“We used to hustle over the border for health care we received in Canada,” she said. “And I think now, isn't that ironic?”
Ironic indeed.  And I can think of some other words also. Like clueless, perhaps?

Maybe Canadians should be cracking down on American visitors, who have been streaming across the border to take advantage of their country's excellent health care system, then running back to the US to stir up fear and anger at any attempts to rationalize our own system.  Maybe the Canadians ought to at least ask for an endorsement of their system before they fill prescriptions for hypocritical Americans. 

Sarah Palin's continued campaign against health care reform also reminds me of these protesters:

(photo from CMA)


  1. you forgot a few facts:

    1. Socialized healthcare started in the Yukon in 1972, Palin was speaking of stuff that happened when she was 5 in the 60s.
    2. The rest of the quote is a little different:

    "I remember my brother, he burned his ankle in some little kid accident thing and my parents had to put him on a train and rush him over to Whitehorse and I think, isn’t that kind of ironic now. Zooming over the border, getting health care from Canada.”

    Who is clueless?

  2. Well shame on me then for repeating stuff I read on the internet. And thanks to the Sarah Palin fact checking squad for getting the details of this story out there. But blame the Globe and Mail, which reported the story, if they did not get the context quite right.
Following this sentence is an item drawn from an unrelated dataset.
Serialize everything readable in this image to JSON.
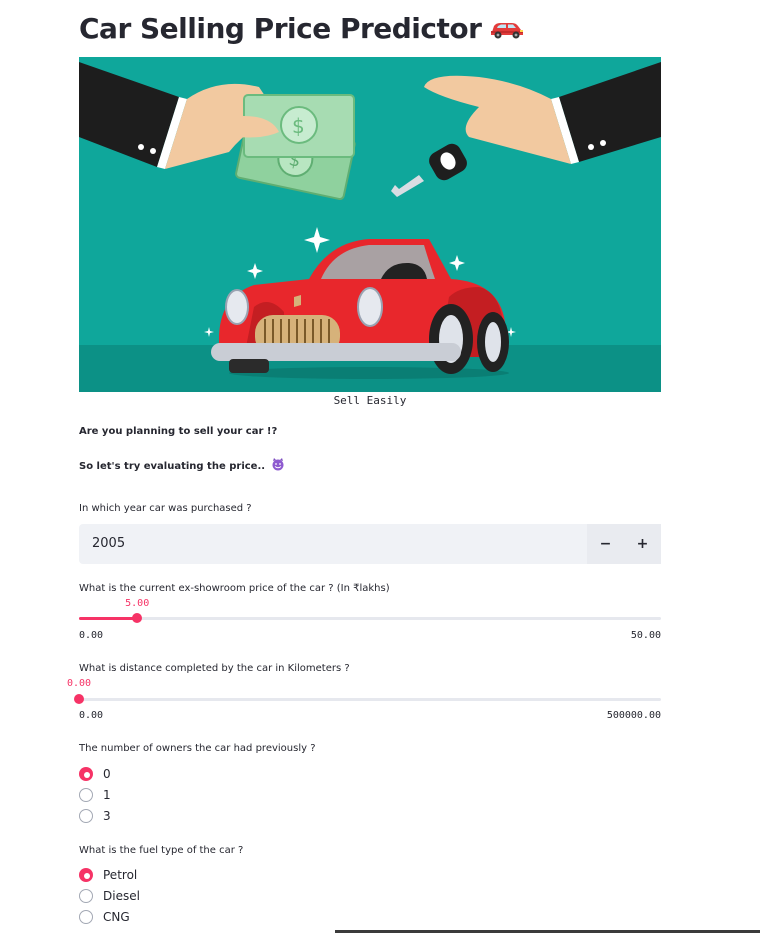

It's still at least ironic (ironic is what Palin admitted to), and maybe more than ironic, that Sarah Palin now finds herself defending the US healthcare system, and attacking Canada's system, when her family used to use Canadian hospitals.

  3. Oh, the Globe and Mail knew perfectly well what she said... they simply decided to post only what would make her look badly.

    And if there was no socialized medicine in Canada back in the 60s there is no irony.

  4. Then I'm back to being right that she is clueless, because Sarah is the one who said it is ironic.

    More likely, this is probably just a complete non-story, and not even worth talking about. I should probably delete the whole post, but I really like the protest sign picture. Hey, did you hear that John Roberts is resigning from the Supreme Court?

  5. Exactly my point (or maybe it was your point). Bloggers like us need to be careful about blowing non-stories out of proportion. The Roberts story was amazing because it started in a classroom where the professor was trying to make a point about spreading rumors, and it took less than half an hour before the false story spread all over the world.

  6. I had not even heard of it until I read your comment.